Material for this task.
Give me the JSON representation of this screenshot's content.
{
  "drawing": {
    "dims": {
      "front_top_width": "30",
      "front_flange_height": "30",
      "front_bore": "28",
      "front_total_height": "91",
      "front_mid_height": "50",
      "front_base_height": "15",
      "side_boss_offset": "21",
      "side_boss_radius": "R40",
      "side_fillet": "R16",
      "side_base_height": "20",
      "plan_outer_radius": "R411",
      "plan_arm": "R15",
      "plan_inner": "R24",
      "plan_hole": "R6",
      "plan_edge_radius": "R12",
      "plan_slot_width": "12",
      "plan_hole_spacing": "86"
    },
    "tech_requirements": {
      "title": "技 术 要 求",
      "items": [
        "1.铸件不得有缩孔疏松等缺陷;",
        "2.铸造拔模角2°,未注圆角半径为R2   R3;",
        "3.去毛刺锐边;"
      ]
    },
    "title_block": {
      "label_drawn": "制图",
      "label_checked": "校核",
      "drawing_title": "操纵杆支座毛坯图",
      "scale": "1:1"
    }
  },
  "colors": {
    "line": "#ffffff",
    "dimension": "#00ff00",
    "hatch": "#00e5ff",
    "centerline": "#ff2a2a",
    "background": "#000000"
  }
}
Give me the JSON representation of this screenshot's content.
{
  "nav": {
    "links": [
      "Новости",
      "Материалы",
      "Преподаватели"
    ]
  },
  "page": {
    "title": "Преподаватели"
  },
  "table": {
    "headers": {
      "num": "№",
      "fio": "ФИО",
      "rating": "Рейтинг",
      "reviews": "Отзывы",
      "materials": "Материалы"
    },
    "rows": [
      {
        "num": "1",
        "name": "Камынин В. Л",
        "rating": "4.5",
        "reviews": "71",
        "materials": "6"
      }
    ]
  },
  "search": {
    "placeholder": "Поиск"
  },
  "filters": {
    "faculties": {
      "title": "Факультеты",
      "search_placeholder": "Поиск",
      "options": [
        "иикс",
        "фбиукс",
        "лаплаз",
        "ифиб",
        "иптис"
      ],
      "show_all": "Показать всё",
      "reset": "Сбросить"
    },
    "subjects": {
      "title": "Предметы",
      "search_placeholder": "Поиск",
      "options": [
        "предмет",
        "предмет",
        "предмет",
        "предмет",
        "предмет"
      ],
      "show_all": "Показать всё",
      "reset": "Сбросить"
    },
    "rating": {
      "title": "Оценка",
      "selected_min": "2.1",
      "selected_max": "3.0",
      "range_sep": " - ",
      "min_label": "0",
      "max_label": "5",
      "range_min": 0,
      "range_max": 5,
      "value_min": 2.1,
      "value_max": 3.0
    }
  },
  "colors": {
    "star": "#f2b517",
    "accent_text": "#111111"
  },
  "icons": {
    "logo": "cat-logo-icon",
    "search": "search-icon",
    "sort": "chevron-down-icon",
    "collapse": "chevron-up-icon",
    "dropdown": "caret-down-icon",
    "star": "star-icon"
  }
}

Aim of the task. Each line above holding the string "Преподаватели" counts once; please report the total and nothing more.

Exercise result. 2